What to do:
Exclude the images and repeat all remaining entries exactly.

BEGIN Study material

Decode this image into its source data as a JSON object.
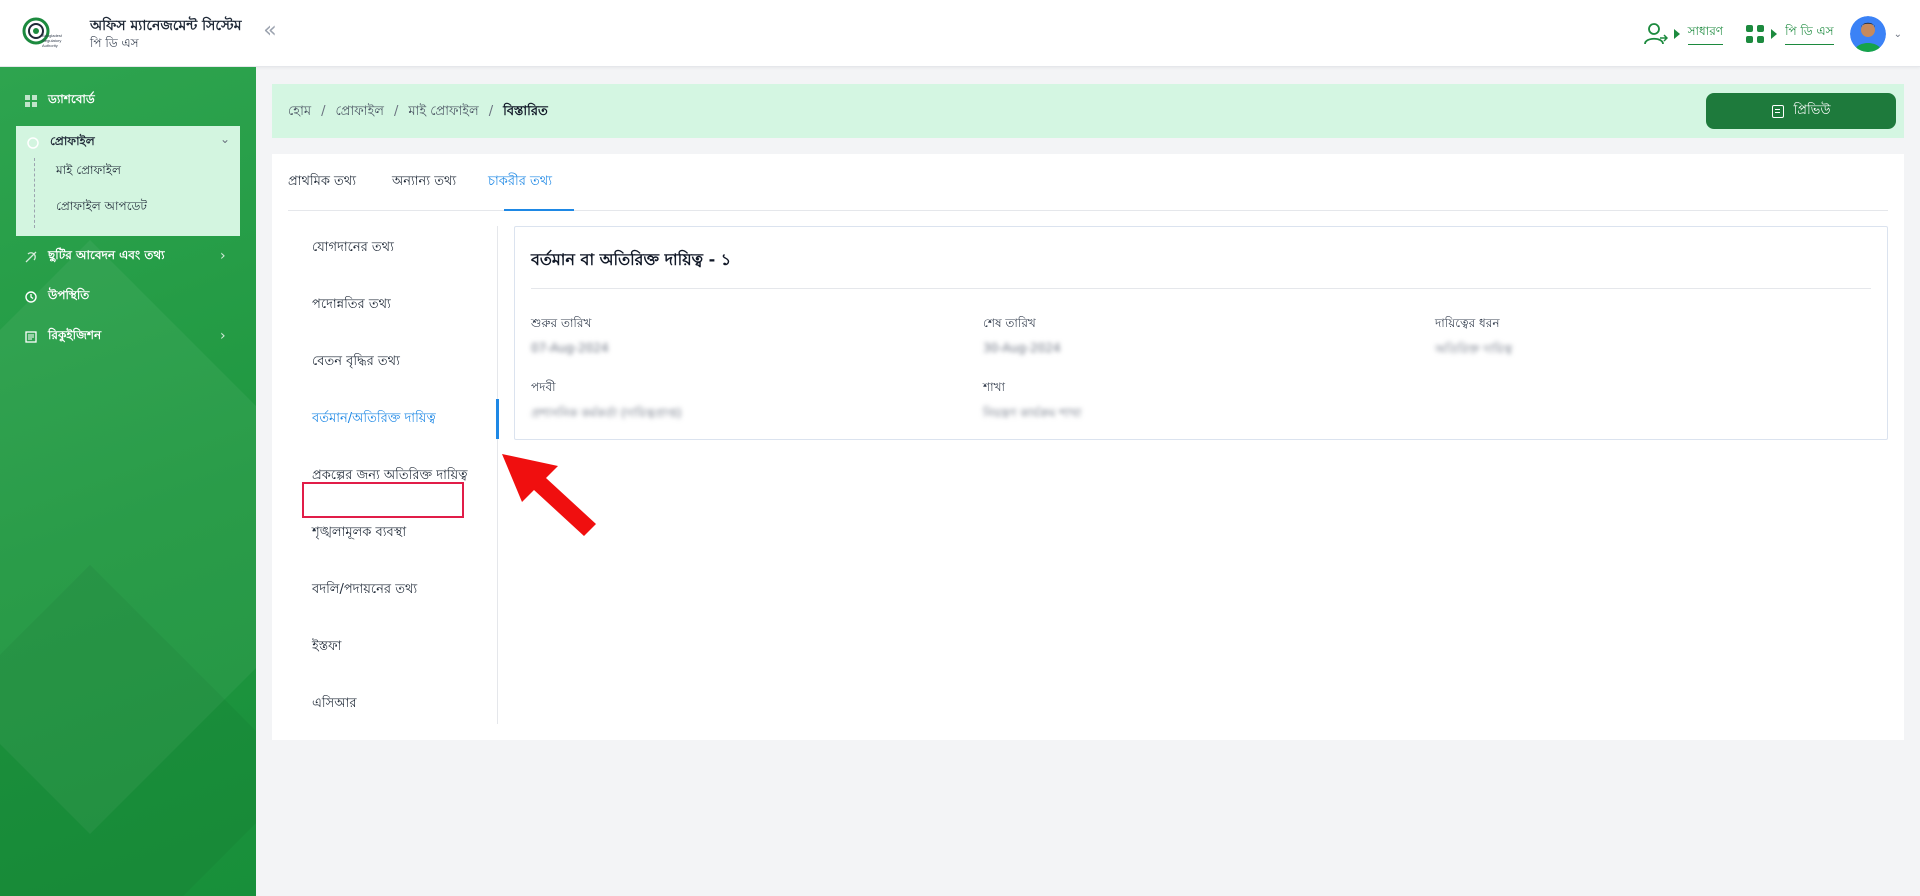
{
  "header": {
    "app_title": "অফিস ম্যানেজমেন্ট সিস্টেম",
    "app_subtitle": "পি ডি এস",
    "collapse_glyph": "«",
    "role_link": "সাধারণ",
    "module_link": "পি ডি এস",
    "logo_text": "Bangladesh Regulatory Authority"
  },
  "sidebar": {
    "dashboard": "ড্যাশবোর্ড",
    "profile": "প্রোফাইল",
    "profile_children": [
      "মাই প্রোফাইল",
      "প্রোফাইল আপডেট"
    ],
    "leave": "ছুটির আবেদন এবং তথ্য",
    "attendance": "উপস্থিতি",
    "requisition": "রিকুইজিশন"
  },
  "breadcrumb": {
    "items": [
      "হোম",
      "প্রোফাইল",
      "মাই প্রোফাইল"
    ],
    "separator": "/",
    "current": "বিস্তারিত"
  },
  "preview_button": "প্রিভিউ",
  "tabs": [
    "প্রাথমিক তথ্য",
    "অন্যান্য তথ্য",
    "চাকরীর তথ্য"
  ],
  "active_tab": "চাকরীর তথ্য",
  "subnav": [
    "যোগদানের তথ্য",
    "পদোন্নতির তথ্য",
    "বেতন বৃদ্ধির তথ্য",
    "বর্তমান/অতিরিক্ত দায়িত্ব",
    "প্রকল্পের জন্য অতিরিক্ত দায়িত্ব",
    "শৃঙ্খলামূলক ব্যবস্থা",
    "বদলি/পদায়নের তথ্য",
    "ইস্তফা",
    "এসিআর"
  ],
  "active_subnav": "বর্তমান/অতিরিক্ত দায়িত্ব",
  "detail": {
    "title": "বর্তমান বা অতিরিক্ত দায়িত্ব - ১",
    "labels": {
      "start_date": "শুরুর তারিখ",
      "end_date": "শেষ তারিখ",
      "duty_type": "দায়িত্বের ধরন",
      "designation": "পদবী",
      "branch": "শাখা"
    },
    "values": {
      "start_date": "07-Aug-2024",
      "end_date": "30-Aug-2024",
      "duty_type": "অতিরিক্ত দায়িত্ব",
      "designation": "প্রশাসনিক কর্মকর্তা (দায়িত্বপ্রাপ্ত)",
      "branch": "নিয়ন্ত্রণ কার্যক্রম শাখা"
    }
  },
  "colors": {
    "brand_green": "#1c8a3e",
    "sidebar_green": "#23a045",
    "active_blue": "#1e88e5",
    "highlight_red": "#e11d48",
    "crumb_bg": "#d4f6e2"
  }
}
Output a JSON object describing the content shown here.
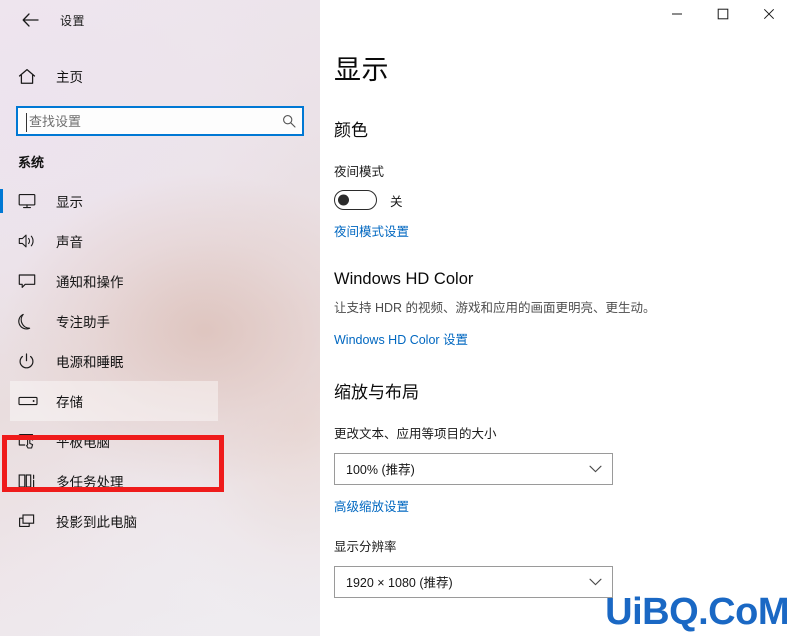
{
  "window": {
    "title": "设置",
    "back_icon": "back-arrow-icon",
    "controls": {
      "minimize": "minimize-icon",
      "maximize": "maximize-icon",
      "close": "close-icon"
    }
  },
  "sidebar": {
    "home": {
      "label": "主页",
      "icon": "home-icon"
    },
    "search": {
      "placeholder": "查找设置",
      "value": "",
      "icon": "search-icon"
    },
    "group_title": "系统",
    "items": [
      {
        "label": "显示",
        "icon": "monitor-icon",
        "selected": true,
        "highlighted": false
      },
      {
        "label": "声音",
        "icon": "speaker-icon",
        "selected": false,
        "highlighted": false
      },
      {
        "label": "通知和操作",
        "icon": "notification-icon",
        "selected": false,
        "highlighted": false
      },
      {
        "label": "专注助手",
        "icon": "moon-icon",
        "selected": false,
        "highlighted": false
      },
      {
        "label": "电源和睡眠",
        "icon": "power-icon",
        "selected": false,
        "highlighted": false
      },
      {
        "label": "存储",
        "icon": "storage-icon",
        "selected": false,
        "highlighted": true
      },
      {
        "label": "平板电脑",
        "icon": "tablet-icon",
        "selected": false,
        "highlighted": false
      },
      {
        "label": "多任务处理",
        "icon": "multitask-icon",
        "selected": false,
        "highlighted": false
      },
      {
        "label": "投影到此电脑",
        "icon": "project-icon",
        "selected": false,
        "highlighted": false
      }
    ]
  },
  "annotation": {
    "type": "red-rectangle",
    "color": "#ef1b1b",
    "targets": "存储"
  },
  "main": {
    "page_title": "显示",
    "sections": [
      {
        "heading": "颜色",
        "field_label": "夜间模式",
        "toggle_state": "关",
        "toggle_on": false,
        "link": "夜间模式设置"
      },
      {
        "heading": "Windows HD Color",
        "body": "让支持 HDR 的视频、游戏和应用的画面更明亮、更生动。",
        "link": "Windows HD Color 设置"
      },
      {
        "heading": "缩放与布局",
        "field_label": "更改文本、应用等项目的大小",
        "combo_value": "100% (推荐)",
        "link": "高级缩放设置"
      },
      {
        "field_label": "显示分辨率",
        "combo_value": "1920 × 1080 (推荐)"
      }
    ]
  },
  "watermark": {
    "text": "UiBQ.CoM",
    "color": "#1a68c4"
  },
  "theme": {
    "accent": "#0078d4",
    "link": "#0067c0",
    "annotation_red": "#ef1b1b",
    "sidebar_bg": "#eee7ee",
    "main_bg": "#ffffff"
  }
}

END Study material

Response:
Decode this image into its source data as a JSON object.
{
  "header": {
    "app_title": "অফিস ম্যানেজমেন্ট সিস্টেম",
    "app_subtitle": "পি ডি এস",
    "collapse_glyph": "«",
    "role_link": "সাধারণ",
    "module_link": "পি ডি এস",
    "logo_text": "Bangladesh Regulatory Authority"
  },
  "sidebar": {
    "dashboard": "ড্যাশবোর্ড",
    "profile": "প্রোফাইল",
    "profile_children": [
      "মাই প্রোফাইল",
      "প্রোফাইল আপডেট"
    ],
    "leave": "ছুটির আবেদন এবং তথ্য",
    "attendance": "উপস্থিতি",
    "requisition": "রিকুইজিশন"
  },
  "breadcrumb": {
    "items": [
      "হোম",
      "প্রোফাইল",
      "মাই প্রোফাইল"
    ],
    "separator": "/",
    "current": "বিস্তারিত"
  },
  "preview_button": "প্রিভিউ",
  "tabs": [
    "প্রাথমিক তথ্য",
    "অন্যান্য তথ্য",
    "চাকরীর তথ্য"
  ],
  "active_tab": "চাকরীর তথ্য",
  "subnav": [
    "যোগদানের তথ্য",
    "পদোন্নতির তথ্য",
    "বেতন বৃদ্ধির তথ্য",
    "বর্তমান/অতিরিক্ত দায়িত্ব",
    "প্রকল্পের জন্য অতিরিক্ত দায়িত্ব",
    "শৃঙ্খলামূলক ব্যবস্থা",
    "বদলি/পদায়নের তথ্য",
    "ইস্তফা",
    "এসিআর"
  ],
  "active_subnav": "বর্তমান/অতিরিক্ত দায়িত্ব",
  "detail": {
    "title": "বর্তমান বা অতিরিক্ত দায়িত্ব - ১",
    "labels": {
      "start_date": "শুরুর তারিখ",
      "end_date": "শেষ তারিখ",
      "duty_type": "দায়িত্বের ধরন",
      "designation": "পদবী",
      "branch": "শাখা"
    },
    "values": {
      "start_date": "07-Aug-2024",
      "end_date": "30-Aug-2024",
      "duty_type": "অতিরিক্ত দায়িত্ব",
      "designation": "প্রশাসনিক কর্মকর্তা (দায়িত্বপ্রাপ্ত)",
      "branch": "নিয়ন্ত্রণ কার্যক্রম শাখা"
    }
  },
  "colors": {
    "brand_green": "#1c8a3e",
    "sidebar_green": "#23a045",
    "active_blue": "#1e88e5",
    "highlight_red": "#e11d48",
    "crumb_bg": "#d4f6e2"
  }
}
Output a JSON object describing the content shown here.
{
  "window": {
    "title": "设置",
    "back_icon": "back-arrow-icon",
    "controls": {
      "minimize": "minimize-icon",
      "maximize": "maximize-icon",
      "close": "close-icon"
    }
  },
  "sidebar": {
    "home": {
      "label": "主页",
      "icon": "home-icon"
    },
    "search": {
      "placeholder": "查找设置",
      "value": "",
      "icon": "search-icon"
    },
    "group_title": "系统",
    "items": [
      {
        "label": "显示",
        "icon": "monitor-icon",
        "selected": true,
        "highlighted": false
      },
      {
        "label": "声音",
        "icon": "speaker-icon",
        "selected": false,
        "highlighted": false
      },
      {
        "label": "通知和操作",
        "icon": "notification-icon",
        "selected": false,
        "highlighted": false
      },
      {
        "label": "专注助手",
        "icon": "moon-icon",
        "selected": false,
        "highlighted": false
      },
      {
        "label": "电源和睡眠",
        "icon": "power-icon",
        "selected": false,
        "highlighted": false
      },
      {
        "label": "存储",
        "icon": "storage-icon",
        "selected": false,
        "highlighted": true
      },
      {
        "label": "平板电脑",
        "icon": "tablet-icon",
        "selected": false,
        "highlighted": false
      },
      {
        "label": "多任务处理",
        "icon": "multitask-icon",
        "selected": false,
        "highlighted": false
      },
      {
        "label": "投影到此电脑",
        "icon": "project-icon",
        "selected": false,
        "highlighted": false
      }
    ]
  },
  "annotation": {
    "type": "red-rectangle",
    "color": "#ef1b1b",
    "targets": "存储"
  },
  "main": {
    "page_title": "显示",
    "sections": [
      {
        "heading": "颜色",
        "field_label": "夜间模式",
        "toggle_state": "关",
        "toggle_on": false,
        "link": "夜间模式设置"
      },
      {
        "heading": "Windows HD Color",
        "body": "让支持 HDR 的视频、游戏和应用的画面更明亮、更生动。",
        "link": "Windows HD Color 设置"
      },
      {
        "heading": "缩放与布局",
        "field_label": "更改文本、应用等项目的大小",
        "combo_value": "100% (推荐)",
        "link": "高级缩放设置"
      },
      {
        "field_label": "显示分辨率",
        "combo_value": "1920 × 1080 (推荐)"
      }
    ]
  },
  "watermark": {
    "text": "UiBQ.CoM",
    "color": "#1a68c4"
  },
  "theme": {
    "accent": "#0078d4",
    "link": "#0067c0",
    "annotation_red": "#ef1b1b",
    "sidebar_bg": "#eee7ee",
    "main_bg": "#ffffff"
  }
}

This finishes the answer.